 file pointer of the device object entry (see below), then
 the source device was a main directory containing

   start page - file pointer =
     logical number of first page behind (SYSTEM)SEGFILO:DATA

Thus, when recovering this file, one may skip SINTRAN III.

- Bytes 13 - 76:

  Device object entry (length: 64 bytes). This object entry
  is constructed by the backup system, and is quite similar
  to an ordinary SINTRAN III file system object entry. It
  describes the source device, and contains the following:
Device object entry in field 3

 1- 2      Flag word (NFLAG) of the name table entry of the device
 3-18      Device name
19-22      Unit subunit: 1', 2-1', 1R', 2F1' (see HDR1 file type)
23-26      Zero (version chain pointers)
27-28      Access word is 1, i.e. only owner read access
29-30      File attribute word is 20B, i.e. contiguous file
31-32      Unit and device number (DUNIT) from the directory entry
33-34 and user index of the user who made the copy
35-36      Subunit and name index (LUNIT) from the directory entry
37-52      Zero (open counts and dates)
53-56      Number of pages in file (source device)
57-60      Max. byte pointer = number of pages * 2048 - 1
61-64      File pointer. Start page of source device on disk

Special rules for floppy volumes

- Only floppy formats 0 and 17 are allowed.

- Each label group (HDR1 HDR2 UHL1) is written in one record (sector on the floppy).

- A HOLE label is written as a deleted record to distinguish it from data, and the EOF mark preceding the EOF1-1abel is written as a deleted record containing the identifier 'EOF*' in the first 4 bytes of the record, to distinguish if from a HOLE label.

Special rules for disk and streamer

A11 the labels in front of, between, or at the end of files on disk or streamer volumes are written in one sector, and they have fixed positions in the sector. An exception from this may be the case where one needs several UHLn labels (n>1) to contain a logical bit file (based on the index blocks) of large indexed files, when normal file backup on disk or streamer volumes is implemented.

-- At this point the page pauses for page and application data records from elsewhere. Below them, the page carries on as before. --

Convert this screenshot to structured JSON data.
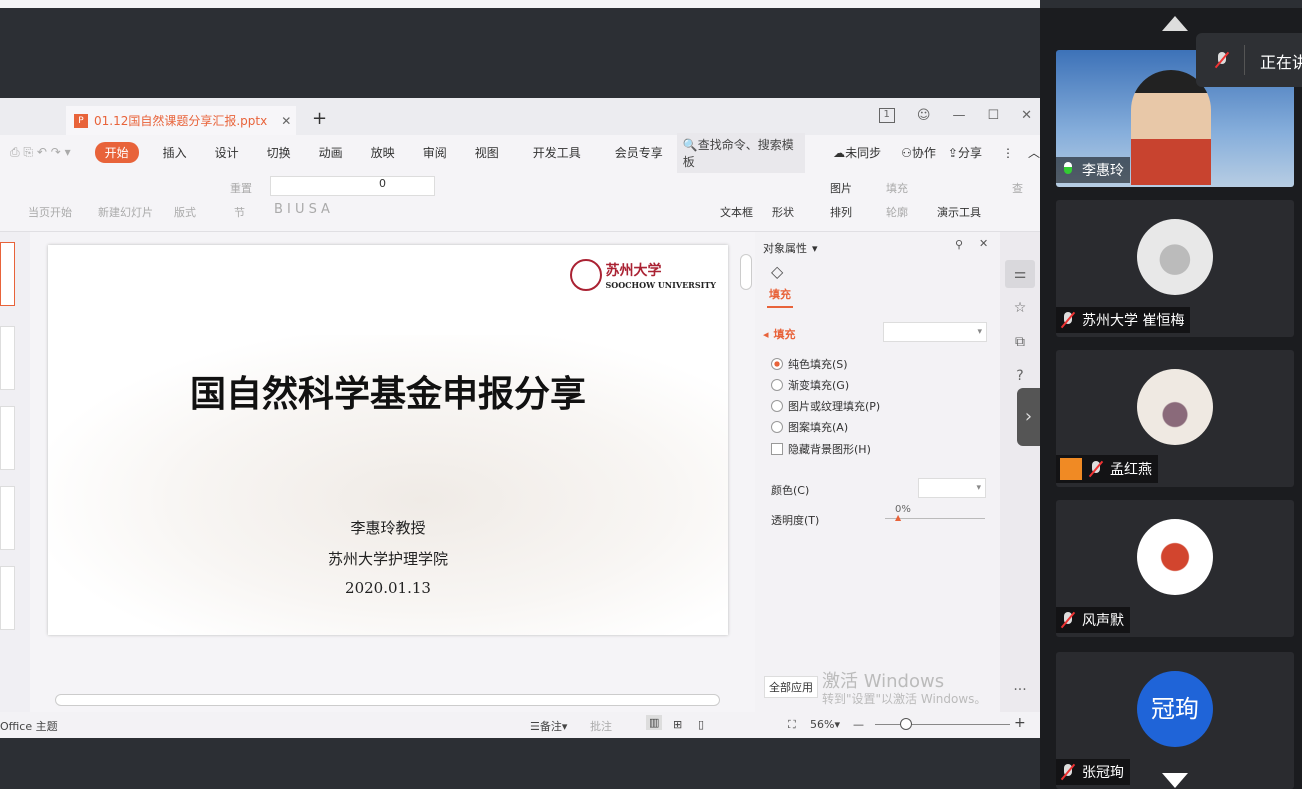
{
  "wps": {
    "tab_title": "01.12国自然课题分享汇报.pptx",
    "tab_icon": "P",
    "menu": [
      "开始",
      "插入",
      "设计",
      "切换",
      "动画",
      "放映",
      "审阅",
      "视图",
      "开发工具",
      "会员专享"
    ],
    "search_placeholder": "查找命令、搜索模板",
    "right_menu": [
      "未同步",
      "协作",
      "分享"
    ],
    "page_indicator": "1",
    "ribbon": {
      "play_from_current": "当页开始",
      "new_slide": "新建幻灯片",
      "layout": "版式",
      "section": "节",
      "reset": "重置",
      "font_size": "0",
      "textbox": "文本框",
      "shape": "形状",
      "picture": "图片",
      "fill": "填充",
      "arrange": "排列",
      "outline": "轮廓",
      "presenter_tools": "演示工具",
      "find": "查"
    },
    "slide": {
      "logo_cn": "苏州大学",
      "logo_en": "SOOCHOW UNIVERSITY",
      "title": "国自然科学基金申报分享",
      "presenter": "李惠玲教授",
      "affiliation": "苏州大学护理学院",
      "date": "2020.01.13"
    },
    "panel": {
      "header": "对象属性",
      "tab": "填充",
      "section": "填充",
      "options": [
        "纯色填充(S)",
        "渐变填充(G)",
        "图片或纹理填充(P)",
        "图案填充(A)"
      ],
      "selected_option": 0,
      "hide_bg": "隐藏背景图形(H)",
      "color_label": "颜色(C)",
      "transparency_label": "透明度(T)",
      "transparency_value": "0%",
      "apply_all": "全部应用"
    },
    "watermark": {
      "line1": "激活 Windows",
      "line2": "转到\"设置\"以激活 Windows。"
    },
    "status": {
      "theme": "Office 主题",
      "notes": "备注",
      "comments": "批注",
      "zoom": "56%"
    }
  },
  "meeting": {
    "speaking_label": "正在讲话",
    "participants": [
      {
        "name": "李惠玲",
        "mic": "live"
      },
      {
        "name": "苏州大学 崔恒梅",
        "mic": "muted"
      },
      {
        "name": "孟红燕",
        "mic": "muted"
      },
      {
        "name": "风声默",
        "mic": "muted"
      },
      {
        "name": "张冠珣",
        "mic": "muted",
        "avatar_text": "冠珣"
      }
    ]
  }
}
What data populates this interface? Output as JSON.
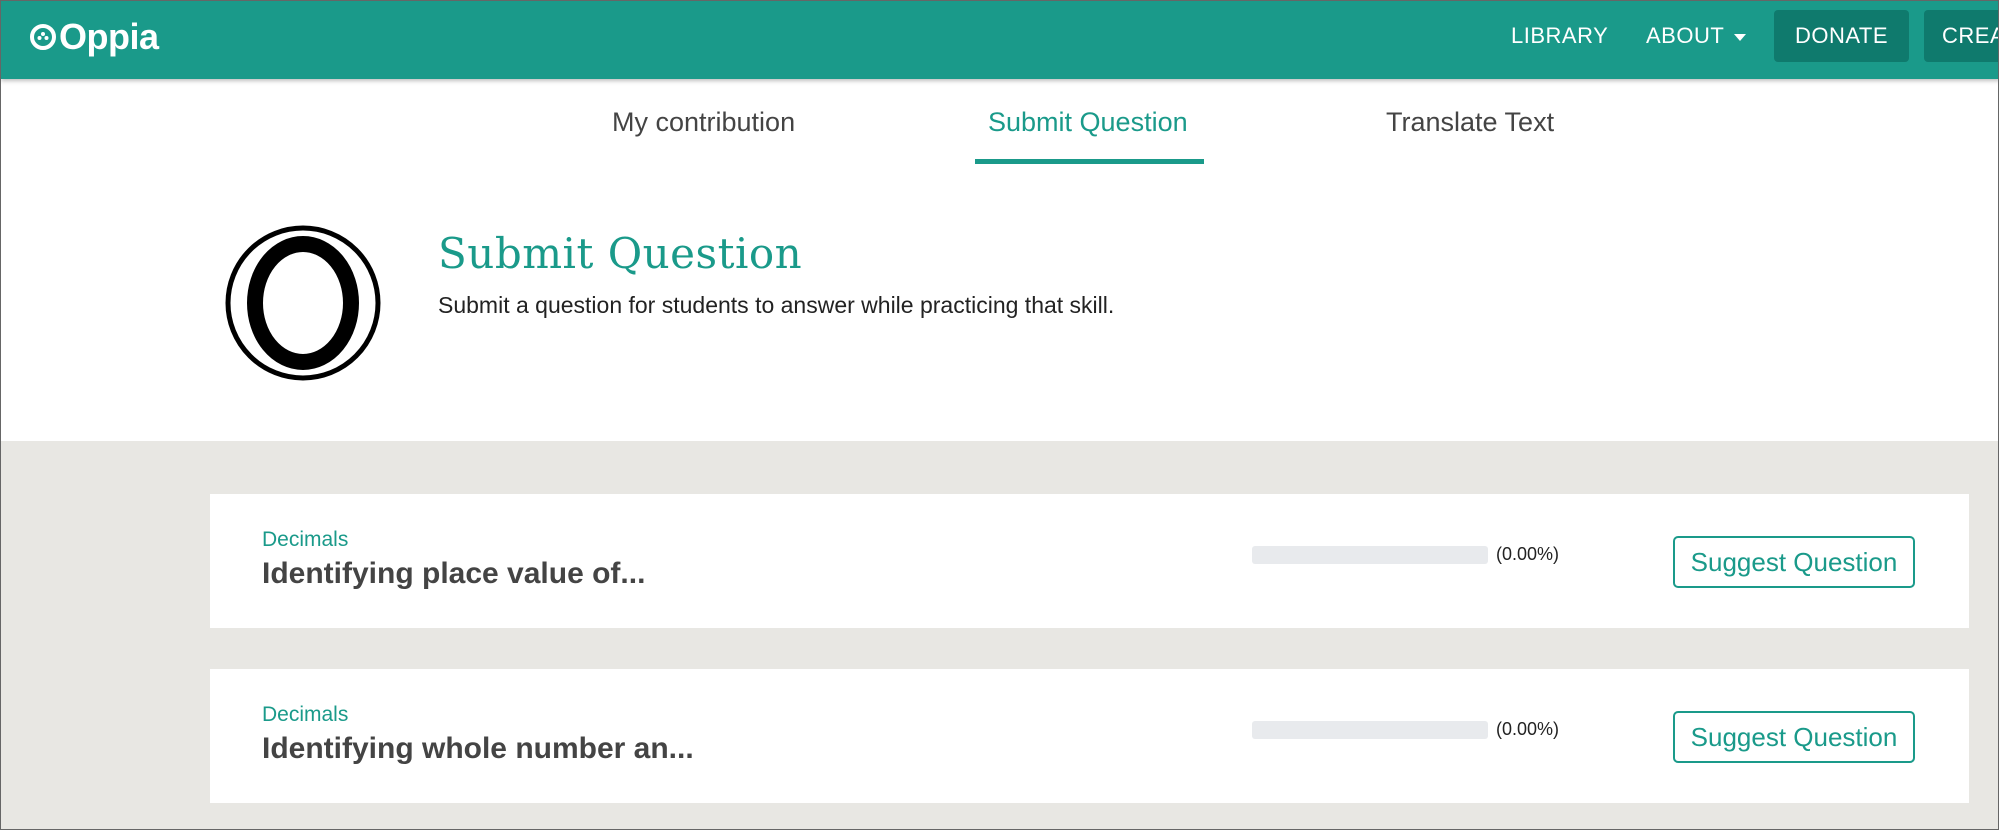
{
  "nav": {
    "logo_text": "Oppia",
    "library": "LIBRARY",
    "about": "ABOUT",
    "donate": "DONATE",
    "create": "CREA"
  },
  "tabs": [
    {
      "label": "My contribution",
      "active": false
    },
    {
      "label": "Submit Question",
      "active": true
    },
    {
      "label": "Translate Text",
      "active": false
    }
  ],
  "header": {
    "title": "Submit Question",
    "description": "Submit a question for students to answer while practicing that skill.",
    "icon": "submit-question-ring-icon"
  },
  "opportunities": [
    {
      "topic": "Decimals",
      "skill": "Identifying place value of...",
      "progress_percent": 0,
      "progress_text": "(0.00%)",
      "button_label": "Suggest Question"
    },
    {
      "topic": "Decimals",
      "skill": "Identifying whole number an...",
      "progress_percent": 0,
      "progress_text": "(0.00%)",
      "button_label": "Suggest Question"
    }
  ],
  "colors": {
    "brand": "#1a9a8a",
    "brand_dark": "#0f7a6d",
    "grey_bg": "#e8e7e3",
    "progress_track": "#e8eaed"
  }
}
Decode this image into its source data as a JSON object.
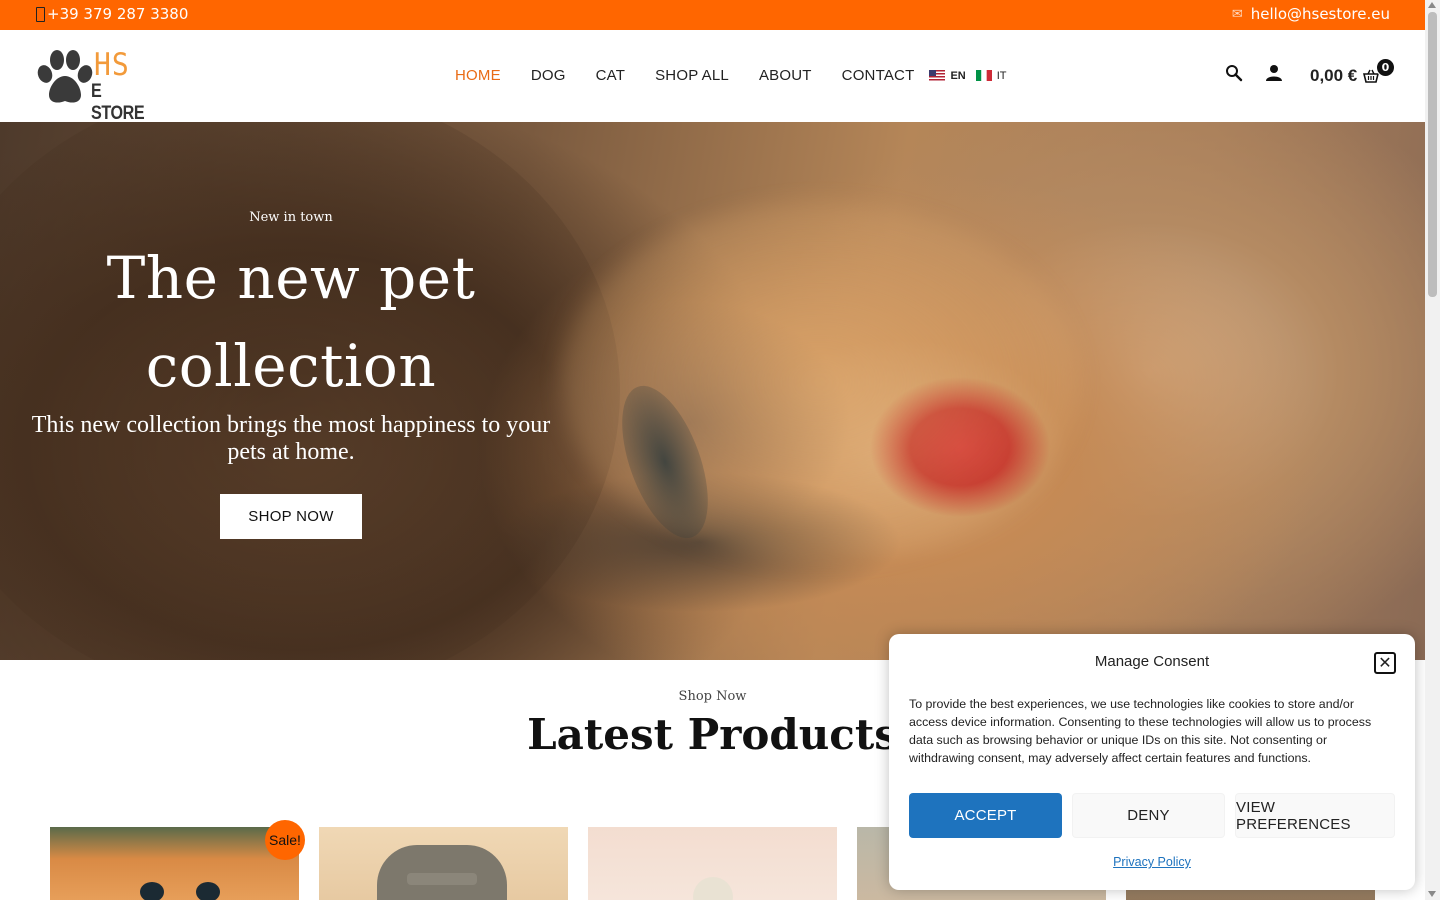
{
  "topbar": {
    "phone": "+39 379 287 3380",
    "email": "hello@hsestore.eu",
    "background": "#ff6600"
  },
  "logo": {
    "line1": "HS",
    "line2": "E STORE",
    "icon": "paw-icon"
  },
  "nav": {
    "items": [
      "HOME",
      "DOG",
      "CAT",
      "SHOP ALL",
      "ABOUT",
      "CONTACT"
    ],
    "active": "HOME",
    "active_color": "#e96b15",
    "languages": [
      {
        "code": "EN",
        "flag": "us-flag-icon"
      },
      {
        "code": "IT",
        "flag": "it-flag-icon"
      }
    ]
  },
  "header_icons": {
    "search": "search-icon",
    "account": "user-icon",
    "cart": "basket-icon",
    "cart_total": "0,00 €",
    "cart_count": "0"
  },
  "hero": {
    "pretitle": "New in town",
    "title_line1": "The new pet",
    "title_line2": "collection",
    "subtitle": "This new collection brings the most happiness to your pets at home.",
    "button": "SHOP NOW"
  },
  "products_section": {
    "pretitle": "Shop Now",
    "title": "Latest Products",
    "sale_badge": "Sale!"
  },
  "consent": {
    "title": "Manage Consent",
    "text": "To provide the best experiences, we use technologies like cookies to store and/or access device information. Consenting to these technologies will allow us to process data such as browsing behavior or unique IDs on this site. Not consenting or withdrawing consent, may adversely affect certain features and functions.",
    "accept": "ACCEPT",
    "deny": "DENY",
    "preferences": "VIEW PREFERENCES",
    "privacy_link": "Privacy Policy",
    "accept_color": "#1e73be"
  }
}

VOL1 Zero-word Zero-word HDR1 HDR2 UHL1 EOF-word

The Zero-word contains only 0, while the EOF-word contains binary 3 (EOF) in the first byte, and an asterisk (*) in the last byte.


Eof-word EOF1 Eof-word HDR1 HDR2 UHL1 Eof-word


Eof-word  < or > Eof-word Eof-word            

if the volume is not empty. If the volume is empty, the contents of the first sector is:

VOL1 Zero-word Eof-word Eof-word

The labels and Zero/Eof-words in front of, or between files will thus take 4 * 80 bytes + 3 * 2 bytes = 326 bytes = 163 words of a sector.

Product number


  1. Norsk Data Document ND–60.250.1 EN BACKUP USER GUIDE
  2. Norsk Data Document ND–60.151.02A SINTRAN III UTILITIES MANUAL
  3. Norsk Data Document ND–60.151.01B SINTRAN III UTILITIES MANUAL page 5-15
  4. Norsk Data Document ND–60.250.1 EN BACKUP USER GUIDE Appendix A, General rules
  5. Norsk Data Document ND–60.250.1 EN BACKUP USER GUIDE page 132